Capitalism and Socio-Spatial Dialectics of ‘Waste’

Antipode, A Radical Journal of Geography, has just published a special three-article section on the Socio-spatial dialectics of “waste.” The articles follow a Marxist analytical framework and are nestled in a larger discussion of humans and/as “surplus.” Readers will find that authors are not experts of waste and its materialities, stocks and flows, but are using the ethics of wastefulness and the othering of waste as a trope to critique a larger socio-economic system that designates value, broadly speaking.

The Afterlives of “Waste”: Notes from India for a Minor History of Capitalist Surplus (pages 1625–1658)
Vinay Gidwani and Rajyashree N. ReddyWe contend that “waste” is the political other of capitalist “value”, repeated with difference as part of capital’s spatial histories of surplus accumulation. We trace its work on India through a series of historical cuts, and suggest that the travels and perils of waste give us a “minor” history of capitalist surplus—the things, places and lives that are cast outside the pale of “value” at particular moments as superfluity, excess, or detritus; only to return at times in unexpected ways. The neologism “eviscerating urbanism” becomes our diagnostic tool to investigate both urban transformations in metropolitan India and their associated architectures for managing bodies and spaces designated as “wasteful”. In sum, our essay reveals how “waste” begins as civil society’s literal and figurative frontier only to become its internal and mobile limit in the contemporary era—a renewing source of jeopardy to urban life and economy, but also, in the banal violence and ironies of fin de millennium urbanism, a fiercely contested frontier of surplus value production.
A Species of Thought: Bare Life and Animal Being (pages 1659–1678)

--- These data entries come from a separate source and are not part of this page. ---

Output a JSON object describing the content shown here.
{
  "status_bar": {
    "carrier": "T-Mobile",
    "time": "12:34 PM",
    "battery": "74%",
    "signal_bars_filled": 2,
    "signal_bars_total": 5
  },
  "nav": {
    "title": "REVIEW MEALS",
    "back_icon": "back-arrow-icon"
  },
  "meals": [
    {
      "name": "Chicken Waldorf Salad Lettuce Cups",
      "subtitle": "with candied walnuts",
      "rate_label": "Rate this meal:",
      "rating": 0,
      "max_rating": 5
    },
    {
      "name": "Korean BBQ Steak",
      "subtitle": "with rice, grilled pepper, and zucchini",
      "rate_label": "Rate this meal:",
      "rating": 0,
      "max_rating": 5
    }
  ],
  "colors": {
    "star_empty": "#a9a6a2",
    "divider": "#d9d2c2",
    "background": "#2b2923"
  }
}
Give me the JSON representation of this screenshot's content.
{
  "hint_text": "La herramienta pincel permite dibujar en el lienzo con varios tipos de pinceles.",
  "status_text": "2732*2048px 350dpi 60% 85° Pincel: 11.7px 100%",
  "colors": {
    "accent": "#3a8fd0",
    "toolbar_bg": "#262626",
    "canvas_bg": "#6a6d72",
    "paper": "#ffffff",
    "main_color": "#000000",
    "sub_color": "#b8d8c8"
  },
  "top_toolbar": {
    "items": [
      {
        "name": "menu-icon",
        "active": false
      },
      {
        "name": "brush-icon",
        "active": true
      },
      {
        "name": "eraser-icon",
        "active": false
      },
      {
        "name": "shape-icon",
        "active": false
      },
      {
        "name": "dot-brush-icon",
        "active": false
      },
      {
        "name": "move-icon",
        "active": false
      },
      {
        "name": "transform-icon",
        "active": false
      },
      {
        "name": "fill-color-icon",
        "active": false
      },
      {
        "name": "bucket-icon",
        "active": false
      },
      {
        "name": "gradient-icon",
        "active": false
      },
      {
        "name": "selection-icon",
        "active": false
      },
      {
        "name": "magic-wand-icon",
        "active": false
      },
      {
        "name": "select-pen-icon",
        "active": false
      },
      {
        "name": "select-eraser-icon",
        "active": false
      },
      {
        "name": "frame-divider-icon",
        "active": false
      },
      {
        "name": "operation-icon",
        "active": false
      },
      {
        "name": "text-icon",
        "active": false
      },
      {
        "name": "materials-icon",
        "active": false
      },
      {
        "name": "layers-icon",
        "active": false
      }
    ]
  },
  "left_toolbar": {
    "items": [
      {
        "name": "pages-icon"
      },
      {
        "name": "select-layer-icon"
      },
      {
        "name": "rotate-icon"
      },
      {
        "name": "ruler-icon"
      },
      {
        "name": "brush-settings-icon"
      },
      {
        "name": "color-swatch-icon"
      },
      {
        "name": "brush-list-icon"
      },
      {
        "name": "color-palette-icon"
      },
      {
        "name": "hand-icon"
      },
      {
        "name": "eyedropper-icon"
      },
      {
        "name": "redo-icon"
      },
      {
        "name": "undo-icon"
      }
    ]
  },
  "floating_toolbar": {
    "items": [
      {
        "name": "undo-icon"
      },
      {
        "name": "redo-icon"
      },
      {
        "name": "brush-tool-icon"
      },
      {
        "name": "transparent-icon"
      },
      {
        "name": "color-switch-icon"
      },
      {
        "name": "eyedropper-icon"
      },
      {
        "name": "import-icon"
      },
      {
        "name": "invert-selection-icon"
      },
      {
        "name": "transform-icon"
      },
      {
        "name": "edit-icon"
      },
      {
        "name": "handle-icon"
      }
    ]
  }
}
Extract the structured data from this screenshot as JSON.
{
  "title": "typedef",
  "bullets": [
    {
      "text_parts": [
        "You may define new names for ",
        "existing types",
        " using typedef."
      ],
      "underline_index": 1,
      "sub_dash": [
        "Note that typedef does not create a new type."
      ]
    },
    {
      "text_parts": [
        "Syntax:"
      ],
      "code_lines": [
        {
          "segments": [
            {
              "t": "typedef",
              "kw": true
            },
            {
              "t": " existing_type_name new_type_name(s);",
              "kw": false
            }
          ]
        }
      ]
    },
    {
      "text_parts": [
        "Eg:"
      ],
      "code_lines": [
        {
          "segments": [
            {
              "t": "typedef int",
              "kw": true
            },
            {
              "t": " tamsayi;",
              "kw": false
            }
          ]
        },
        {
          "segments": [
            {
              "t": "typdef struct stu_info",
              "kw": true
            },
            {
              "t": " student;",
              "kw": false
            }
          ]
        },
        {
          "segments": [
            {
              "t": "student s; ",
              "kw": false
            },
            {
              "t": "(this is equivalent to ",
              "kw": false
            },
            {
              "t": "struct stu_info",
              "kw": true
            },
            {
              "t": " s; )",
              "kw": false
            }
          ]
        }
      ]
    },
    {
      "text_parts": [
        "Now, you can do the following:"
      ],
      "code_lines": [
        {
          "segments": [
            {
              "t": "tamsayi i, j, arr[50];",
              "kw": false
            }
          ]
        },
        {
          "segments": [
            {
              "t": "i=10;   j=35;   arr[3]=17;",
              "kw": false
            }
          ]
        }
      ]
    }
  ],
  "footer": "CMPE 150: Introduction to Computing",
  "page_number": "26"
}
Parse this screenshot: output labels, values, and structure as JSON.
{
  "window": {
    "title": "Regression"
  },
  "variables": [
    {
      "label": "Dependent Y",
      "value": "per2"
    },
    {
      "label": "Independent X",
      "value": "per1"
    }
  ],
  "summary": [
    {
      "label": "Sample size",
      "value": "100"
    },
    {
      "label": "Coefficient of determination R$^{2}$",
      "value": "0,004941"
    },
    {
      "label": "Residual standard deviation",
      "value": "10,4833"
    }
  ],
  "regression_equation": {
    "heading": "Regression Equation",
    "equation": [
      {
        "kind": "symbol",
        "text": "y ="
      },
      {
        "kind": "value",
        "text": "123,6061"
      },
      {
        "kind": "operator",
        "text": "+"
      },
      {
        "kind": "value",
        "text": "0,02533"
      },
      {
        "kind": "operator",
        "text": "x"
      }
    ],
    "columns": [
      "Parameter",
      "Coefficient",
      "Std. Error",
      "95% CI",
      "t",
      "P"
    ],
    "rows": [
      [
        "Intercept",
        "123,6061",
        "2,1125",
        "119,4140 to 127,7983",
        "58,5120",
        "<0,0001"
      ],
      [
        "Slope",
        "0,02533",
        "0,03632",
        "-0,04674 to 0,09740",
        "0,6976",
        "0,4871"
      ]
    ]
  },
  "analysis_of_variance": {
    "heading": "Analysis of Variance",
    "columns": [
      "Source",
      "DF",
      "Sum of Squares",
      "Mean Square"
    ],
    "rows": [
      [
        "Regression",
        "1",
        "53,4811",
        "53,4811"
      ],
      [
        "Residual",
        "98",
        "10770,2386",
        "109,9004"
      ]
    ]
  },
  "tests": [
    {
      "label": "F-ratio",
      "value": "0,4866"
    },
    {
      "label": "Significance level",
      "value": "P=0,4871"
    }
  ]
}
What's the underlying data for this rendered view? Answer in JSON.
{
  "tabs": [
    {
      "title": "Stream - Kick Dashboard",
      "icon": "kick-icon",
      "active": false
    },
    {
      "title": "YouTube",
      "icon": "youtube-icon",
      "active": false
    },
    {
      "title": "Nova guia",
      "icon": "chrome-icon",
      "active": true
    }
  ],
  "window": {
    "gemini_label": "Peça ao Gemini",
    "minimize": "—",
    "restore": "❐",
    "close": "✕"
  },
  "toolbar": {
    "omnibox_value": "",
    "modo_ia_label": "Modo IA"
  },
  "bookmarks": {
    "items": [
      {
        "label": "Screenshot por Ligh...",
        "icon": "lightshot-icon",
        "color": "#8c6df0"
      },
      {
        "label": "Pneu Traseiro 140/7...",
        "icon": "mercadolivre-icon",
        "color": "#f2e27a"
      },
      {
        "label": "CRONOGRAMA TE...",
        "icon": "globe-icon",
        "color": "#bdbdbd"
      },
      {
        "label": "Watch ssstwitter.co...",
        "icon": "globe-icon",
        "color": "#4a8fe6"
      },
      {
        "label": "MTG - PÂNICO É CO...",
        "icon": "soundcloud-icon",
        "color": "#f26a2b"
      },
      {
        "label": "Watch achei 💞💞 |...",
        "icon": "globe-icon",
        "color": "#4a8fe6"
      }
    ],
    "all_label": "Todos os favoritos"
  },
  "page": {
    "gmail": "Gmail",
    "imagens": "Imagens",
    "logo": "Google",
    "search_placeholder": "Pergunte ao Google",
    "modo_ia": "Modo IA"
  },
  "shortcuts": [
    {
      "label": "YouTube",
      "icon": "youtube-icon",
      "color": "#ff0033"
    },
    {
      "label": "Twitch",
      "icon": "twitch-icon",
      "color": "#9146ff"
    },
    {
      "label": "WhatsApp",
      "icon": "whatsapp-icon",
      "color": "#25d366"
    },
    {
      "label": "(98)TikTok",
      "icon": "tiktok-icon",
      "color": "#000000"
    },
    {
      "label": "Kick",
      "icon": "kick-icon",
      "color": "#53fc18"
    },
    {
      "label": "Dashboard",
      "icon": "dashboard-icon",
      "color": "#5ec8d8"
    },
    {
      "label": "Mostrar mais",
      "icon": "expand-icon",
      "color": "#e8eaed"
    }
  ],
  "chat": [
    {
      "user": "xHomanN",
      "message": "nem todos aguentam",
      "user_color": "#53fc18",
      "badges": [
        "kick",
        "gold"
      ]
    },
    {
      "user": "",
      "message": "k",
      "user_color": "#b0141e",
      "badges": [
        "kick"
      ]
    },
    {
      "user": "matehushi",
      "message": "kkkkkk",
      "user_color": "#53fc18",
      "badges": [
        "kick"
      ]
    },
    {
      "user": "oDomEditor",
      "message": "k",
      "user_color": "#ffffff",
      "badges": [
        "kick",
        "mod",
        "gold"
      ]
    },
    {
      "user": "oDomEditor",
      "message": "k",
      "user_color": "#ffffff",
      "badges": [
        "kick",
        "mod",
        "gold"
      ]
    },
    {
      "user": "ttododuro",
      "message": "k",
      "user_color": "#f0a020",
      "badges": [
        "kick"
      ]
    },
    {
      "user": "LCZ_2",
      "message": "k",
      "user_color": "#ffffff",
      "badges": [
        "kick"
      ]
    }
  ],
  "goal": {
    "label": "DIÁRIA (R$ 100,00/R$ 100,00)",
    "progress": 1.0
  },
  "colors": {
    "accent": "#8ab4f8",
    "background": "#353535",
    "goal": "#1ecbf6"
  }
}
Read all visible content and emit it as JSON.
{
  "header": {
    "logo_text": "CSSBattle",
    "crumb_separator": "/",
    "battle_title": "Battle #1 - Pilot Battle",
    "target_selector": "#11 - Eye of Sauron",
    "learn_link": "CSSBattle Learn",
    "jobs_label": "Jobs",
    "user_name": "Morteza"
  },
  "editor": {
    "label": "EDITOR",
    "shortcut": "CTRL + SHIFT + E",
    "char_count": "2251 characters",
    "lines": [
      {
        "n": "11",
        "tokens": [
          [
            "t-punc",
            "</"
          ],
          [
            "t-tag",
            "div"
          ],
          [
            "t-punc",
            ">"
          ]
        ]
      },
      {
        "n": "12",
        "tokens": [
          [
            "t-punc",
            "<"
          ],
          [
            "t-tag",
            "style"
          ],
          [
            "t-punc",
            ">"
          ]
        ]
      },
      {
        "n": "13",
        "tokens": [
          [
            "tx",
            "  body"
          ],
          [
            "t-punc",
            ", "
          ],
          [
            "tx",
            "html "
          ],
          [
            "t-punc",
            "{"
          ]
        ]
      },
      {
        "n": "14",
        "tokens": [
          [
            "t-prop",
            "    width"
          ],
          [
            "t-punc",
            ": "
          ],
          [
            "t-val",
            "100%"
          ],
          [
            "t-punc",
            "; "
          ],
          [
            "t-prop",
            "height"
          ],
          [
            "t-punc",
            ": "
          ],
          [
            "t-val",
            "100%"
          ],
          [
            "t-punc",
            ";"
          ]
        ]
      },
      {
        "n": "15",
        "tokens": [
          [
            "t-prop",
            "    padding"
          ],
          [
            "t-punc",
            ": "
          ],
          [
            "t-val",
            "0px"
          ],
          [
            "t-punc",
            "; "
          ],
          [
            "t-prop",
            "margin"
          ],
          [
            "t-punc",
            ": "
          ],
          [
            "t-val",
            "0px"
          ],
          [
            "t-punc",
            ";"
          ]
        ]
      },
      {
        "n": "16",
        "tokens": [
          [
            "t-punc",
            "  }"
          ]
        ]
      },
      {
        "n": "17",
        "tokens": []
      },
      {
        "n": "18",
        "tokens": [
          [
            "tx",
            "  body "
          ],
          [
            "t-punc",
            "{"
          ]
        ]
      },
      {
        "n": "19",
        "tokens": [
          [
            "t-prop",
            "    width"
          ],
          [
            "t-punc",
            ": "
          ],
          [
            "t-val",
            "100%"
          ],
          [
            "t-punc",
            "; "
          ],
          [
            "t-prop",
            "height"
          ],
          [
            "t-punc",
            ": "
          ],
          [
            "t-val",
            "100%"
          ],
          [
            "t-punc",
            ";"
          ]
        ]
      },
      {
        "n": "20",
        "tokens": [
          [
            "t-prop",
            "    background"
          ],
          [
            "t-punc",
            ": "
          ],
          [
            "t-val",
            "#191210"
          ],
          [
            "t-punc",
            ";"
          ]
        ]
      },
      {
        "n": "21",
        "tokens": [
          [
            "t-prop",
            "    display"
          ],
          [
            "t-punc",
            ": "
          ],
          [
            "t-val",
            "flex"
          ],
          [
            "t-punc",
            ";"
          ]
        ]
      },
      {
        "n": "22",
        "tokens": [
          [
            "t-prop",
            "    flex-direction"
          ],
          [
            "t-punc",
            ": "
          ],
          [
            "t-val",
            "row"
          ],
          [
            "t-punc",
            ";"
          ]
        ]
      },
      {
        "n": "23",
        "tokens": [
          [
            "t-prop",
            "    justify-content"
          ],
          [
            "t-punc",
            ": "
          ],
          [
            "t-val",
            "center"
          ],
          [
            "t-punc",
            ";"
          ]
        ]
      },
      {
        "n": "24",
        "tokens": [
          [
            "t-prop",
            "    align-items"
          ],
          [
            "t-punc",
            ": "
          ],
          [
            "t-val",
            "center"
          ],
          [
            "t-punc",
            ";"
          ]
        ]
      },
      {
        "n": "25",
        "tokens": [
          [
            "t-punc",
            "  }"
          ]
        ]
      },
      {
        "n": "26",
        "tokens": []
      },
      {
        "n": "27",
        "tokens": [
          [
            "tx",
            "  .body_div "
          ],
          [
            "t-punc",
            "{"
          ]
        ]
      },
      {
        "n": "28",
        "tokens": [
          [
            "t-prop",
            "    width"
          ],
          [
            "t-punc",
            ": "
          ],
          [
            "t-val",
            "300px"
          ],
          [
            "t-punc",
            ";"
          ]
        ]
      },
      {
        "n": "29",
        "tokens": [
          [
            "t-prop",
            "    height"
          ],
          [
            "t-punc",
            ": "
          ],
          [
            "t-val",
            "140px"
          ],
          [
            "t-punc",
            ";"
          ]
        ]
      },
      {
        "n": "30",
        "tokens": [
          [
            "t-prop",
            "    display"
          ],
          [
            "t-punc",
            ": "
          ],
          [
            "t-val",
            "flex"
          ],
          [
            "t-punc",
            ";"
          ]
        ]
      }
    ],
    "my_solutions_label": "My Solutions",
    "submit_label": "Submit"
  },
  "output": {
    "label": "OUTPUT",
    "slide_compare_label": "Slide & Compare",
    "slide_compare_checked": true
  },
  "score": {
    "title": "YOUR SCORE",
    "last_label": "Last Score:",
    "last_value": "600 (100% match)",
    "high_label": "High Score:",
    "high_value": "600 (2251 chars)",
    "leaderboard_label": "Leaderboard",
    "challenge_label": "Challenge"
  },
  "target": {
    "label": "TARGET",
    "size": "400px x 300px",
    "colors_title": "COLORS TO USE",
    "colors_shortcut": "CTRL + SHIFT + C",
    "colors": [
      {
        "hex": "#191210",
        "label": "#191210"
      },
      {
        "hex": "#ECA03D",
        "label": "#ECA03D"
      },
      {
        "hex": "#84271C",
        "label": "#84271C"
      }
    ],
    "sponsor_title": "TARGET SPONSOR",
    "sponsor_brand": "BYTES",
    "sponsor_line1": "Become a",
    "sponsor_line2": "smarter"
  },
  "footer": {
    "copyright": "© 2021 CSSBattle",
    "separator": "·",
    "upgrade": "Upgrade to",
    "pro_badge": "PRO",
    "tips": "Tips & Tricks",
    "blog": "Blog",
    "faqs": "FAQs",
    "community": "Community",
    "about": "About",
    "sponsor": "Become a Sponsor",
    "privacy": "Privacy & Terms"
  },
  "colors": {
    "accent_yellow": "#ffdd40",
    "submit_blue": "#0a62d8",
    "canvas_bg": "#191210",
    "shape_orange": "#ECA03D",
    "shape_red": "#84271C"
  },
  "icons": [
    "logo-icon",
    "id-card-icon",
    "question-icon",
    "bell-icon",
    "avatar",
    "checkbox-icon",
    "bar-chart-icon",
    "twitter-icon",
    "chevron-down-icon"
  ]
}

Laura HudsonDiscussions of animal rights tend to naturalize rights discourse, while discussions of animal philosophy tend to naturalize self/other relationships. This paper argues that neither provide an adequate critique of the system of capitalism that shapes both. As ever-larger portions of the globe are subject to intensified capitalist exploitation and industrialization, labor becomes increasingly superfluous to the processes of production, leaving millions of human beings to live like animals outside of the space of production even as billions of animals are increasingly granted some measure of rights due to their place within production. Both the desire to define our relationship to other animals in the discourse of animal rights and the tendency to naturalize exploitation, sacrifice and sovereignty in poststructural philosophy are two sides of the same capitalist coin. Finally, this paper suggests that addressing the problems of dehumanization and the waste of human lives might require forming new ideas and new practices regarding our relationships with other animals.
The Human-As-Waste, the Labor Theory of Value and Disposability in Contemporary Capitalism (pages 1679–1695)
Michelle YatesThis paper takes issue with various theoretical perspectives that examine waste within the context of consumption, distribution, or excretion, yet fail to address capitalism as a totalizing mode of production. In failing to do this, these theories are not able to make the conceptual leap to the human-as-waste. By contrast, this paper engages in a production-level theoretical standpoint and argues that capitalism, in its reduction of labor to a factor of production, speaks a logic of human disposability. On the one hand, the body of the laborer is used up or wasted at accelerated rates so as to secure the most profit. On the other hand, the exigencies of capitalist profit-making may lead to this factor of production being excreted (as a form of waste) into unemployment or underemployment, creating surplus populations that are separated partially or fully from domains of capitalist exchange and social life. This rethinking of labor as a factor that is expended or excreted allows for a re-examination of both waste and capitalism, and points toward the natural and historical limits of the capitalist mode of production.